So how can organizations lean in to their employees’ passions outside of work?
Support the causes your employees support.
At WebMD Health Services, we’re proud to get behind the community and charitable organizations that are important to our employees. Recently, we supported one of our employees, Nate Cavender, who is involved with Carry The Load, an organization that provides active ways to honor our military, veterans, first responders, and their families.
Soon after starting his job at WebMD Health Services, Nate mentioned to his manager that he was involved with Carry The Load. Within a month, WebMD sponsored a Carry The Load event, the sales team traveled to Dallas to march with him, WebMD employees got involved in local rallies, and the company raised over $4,300 for the cause.
As Nate relates, “It’s really hard to put into words how I feel knowing that my job supports our lives and passions outside of work. It’s remarkable to say, ‘this means something to me,’ and they immediately respond with ‘then this means something to us, too.’”
Over the years, we have championed our employees who work with Meals on Wheels, Habitat for Humanity, Big Brothers Big Sisters, and the YMCA. We also have a dedicated chat called WebMD Cares where employees can post about volunteer opportunities in their area.
Encourage a culture of sharing.
Let employees know that the culture supports their passions by highlighting outside-of-work achievements at a town hall meeting. Ask leaders to share a little about their hobbies or interests to set an example. Use employee recognition platforms or a Slack channel to give kudos to people who have accomplished a goal—like running a marathon—or participated in a noteworthy event.
Provide forums for employees to share their talents.
During the pandemic, we found creative ways to connect with each other online. Companies sponsored trivia events, cooking demonstrations, employee talent shows, yoga, and book clubs. Even as many head back into the office, it’s important that we continue to actively find ways for employees to share their talents and interests, just like we did when we were virtual.
Sponsor a corporate-wide community service activity.
Volunteering boosts physical and mental health, and also gives teams a chance to bond. Plan activities that match your company’s mission or business and find a local organization you can develop an ongoing relationship with. As a well-being organization, WebMD Health Services has partnered with the Oregon Food Bank and Gleaners Food Bank in Indianapolis to help reduce food insecurity.
Grant paid time off for individual volunteerism.

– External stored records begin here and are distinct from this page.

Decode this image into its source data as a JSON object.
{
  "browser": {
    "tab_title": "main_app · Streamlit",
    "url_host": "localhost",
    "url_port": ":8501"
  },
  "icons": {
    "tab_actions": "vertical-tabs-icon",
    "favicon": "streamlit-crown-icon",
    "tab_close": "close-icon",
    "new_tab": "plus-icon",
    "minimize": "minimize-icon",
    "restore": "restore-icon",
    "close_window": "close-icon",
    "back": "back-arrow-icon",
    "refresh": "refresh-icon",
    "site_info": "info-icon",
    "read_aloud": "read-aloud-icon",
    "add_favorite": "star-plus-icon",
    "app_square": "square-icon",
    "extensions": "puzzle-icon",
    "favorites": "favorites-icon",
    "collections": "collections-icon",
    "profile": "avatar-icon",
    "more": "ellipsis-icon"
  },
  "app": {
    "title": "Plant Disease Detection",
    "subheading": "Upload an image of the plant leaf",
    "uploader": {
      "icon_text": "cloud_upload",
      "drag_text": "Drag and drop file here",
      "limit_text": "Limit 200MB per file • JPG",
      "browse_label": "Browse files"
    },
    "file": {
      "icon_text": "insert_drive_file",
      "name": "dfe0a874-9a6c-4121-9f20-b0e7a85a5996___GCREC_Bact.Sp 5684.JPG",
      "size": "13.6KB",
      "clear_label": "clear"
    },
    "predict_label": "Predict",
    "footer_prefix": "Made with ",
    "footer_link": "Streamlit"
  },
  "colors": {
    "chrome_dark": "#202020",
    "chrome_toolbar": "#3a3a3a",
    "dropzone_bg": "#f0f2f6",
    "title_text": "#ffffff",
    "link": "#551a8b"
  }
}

Many companies now offer paid volunteer time off as part of their benefits package. Giving back is particularly important to younger generations, who now make up the majority of the workforce. According to a survey by Glassdoor, about 75% of millennials expect their employer to participate in social good, either with donations or through volunteering.
The pandemic has given us a chance to take stock of what’s important in our lives. And it may also have given us a bit more time to pursue things we love. Employees are not likely to abandon those things when they head back to the office, so find ways to embrace your employees outside of their work. Your employees and the organization will reap the many benefits of doing so.
- Blog: Promoting Emotional Wellness in the Workplace
- Blog: Creating a Culture of Well-Being in the Workplace
- Blog: 8 Ways To Improve Work-Life Balance at Your Organization